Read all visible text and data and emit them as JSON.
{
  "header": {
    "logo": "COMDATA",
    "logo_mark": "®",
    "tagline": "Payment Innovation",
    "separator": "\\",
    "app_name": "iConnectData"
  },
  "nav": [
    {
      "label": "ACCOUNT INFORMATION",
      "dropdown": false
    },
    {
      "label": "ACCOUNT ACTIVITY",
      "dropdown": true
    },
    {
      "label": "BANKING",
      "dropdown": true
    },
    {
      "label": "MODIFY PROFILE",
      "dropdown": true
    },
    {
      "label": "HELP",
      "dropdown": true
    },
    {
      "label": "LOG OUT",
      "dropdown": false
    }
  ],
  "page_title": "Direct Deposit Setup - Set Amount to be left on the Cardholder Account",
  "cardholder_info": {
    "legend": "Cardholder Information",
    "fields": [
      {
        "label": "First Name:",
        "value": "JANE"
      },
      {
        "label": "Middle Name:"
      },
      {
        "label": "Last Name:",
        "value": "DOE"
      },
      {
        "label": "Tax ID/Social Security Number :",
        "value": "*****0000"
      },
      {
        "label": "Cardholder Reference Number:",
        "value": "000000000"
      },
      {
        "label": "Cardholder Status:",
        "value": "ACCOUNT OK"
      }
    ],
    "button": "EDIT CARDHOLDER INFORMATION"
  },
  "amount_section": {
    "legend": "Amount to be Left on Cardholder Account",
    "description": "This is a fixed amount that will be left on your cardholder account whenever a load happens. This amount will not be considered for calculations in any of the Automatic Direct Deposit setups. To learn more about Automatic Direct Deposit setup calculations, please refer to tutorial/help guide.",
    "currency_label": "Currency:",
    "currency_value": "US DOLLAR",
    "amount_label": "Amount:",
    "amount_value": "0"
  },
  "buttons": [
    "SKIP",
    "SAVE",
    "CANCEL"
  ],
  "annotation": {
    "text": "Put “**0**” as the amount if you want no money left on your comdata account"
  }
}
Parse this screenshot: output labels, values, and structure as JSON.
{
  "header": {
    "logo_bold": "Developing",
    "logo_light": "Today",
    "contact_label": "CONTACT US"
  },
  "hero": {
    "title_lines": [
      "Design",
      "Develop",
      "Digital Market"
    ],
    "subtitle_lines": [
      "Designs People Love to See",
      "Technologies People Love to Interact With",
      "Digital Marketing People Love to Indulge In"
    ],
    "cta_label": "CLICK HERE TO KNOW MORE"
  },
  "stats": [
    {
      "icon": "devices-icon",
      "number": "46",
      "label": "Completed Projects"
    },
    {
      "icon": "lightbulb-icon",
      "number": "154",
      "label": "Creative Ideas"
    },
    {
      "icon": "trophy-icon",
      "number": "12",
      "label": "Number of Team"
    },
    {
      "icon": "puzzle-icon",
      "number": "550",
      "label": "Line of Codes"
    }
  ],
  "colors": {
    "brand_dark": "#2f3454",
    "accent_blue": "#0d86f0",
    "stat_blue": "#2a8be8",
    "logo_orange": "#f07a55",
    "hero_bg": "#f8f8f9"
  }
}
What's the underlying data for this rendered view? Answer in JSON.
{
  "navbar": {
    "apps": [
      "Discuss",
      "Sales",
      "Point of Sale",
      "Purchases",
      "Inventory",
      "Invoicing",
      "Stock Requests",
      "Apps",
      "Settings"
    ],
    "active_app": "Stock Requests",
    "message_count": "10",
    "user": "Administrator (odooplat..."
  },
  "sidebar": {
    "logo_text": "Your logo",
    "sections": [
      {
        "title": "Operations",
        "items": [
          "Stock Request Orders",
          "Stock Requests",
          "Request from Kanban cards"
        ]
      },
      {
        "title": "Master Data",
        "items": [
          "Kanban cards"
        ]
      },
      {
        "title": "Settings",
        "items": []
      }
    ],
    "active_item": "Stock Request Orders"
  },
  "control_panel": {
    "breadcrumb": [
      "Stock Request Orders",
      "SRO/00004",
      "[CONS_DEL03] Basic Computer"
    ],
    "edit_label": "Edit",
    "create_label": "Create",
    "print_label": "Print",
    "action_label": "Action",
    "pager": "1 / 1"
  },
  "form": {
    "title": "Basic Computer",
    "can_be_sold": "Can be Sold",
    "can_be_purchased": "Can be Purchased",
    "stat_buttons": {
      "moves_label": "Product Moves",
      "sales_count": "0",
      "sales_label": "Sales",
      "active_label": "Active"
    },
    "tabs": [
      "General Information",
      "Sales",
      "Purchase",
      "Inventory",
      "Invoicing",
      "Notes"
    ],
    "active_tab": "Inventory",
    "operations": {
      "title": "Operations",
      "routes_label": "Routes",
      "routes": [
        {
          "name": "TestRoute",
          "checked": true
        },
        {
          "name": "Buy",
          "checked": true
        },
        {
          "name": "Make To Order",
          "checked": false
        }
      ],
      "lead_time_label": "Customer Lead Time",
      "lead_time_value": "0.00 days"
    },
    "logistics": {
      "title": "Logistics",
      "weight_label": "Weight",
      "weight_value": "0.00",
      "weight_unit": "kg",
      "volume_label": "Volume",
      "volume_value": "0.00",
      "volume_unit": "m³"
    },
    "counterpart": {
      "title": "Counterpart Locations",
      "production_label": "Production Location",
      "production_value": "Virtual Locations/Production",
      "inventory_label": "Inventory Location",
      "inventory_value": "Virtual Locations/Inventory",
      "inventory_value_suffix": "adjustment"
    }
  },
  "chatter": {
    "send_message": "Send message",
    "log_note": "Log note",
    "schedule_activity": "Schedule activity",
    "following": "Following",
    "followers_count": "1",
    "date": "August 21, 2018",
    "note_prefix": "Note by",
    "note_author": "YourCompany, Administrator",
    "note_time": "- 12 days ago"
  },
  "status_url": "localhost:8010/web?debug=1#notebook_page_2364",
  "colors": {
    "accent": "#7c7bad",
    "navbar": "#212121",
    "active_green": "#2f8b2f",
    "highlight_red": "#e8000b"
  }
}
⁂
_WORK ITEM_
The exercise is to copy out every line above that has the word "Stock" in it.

_OUTPUT BELOW_
      "Stock Requests",
    "active_app": "Stock Requests",
          "Stock Request Orders",
          "Stock Requests",
    "active_item": "Stock Request Orders"
      "Stock Request Orders",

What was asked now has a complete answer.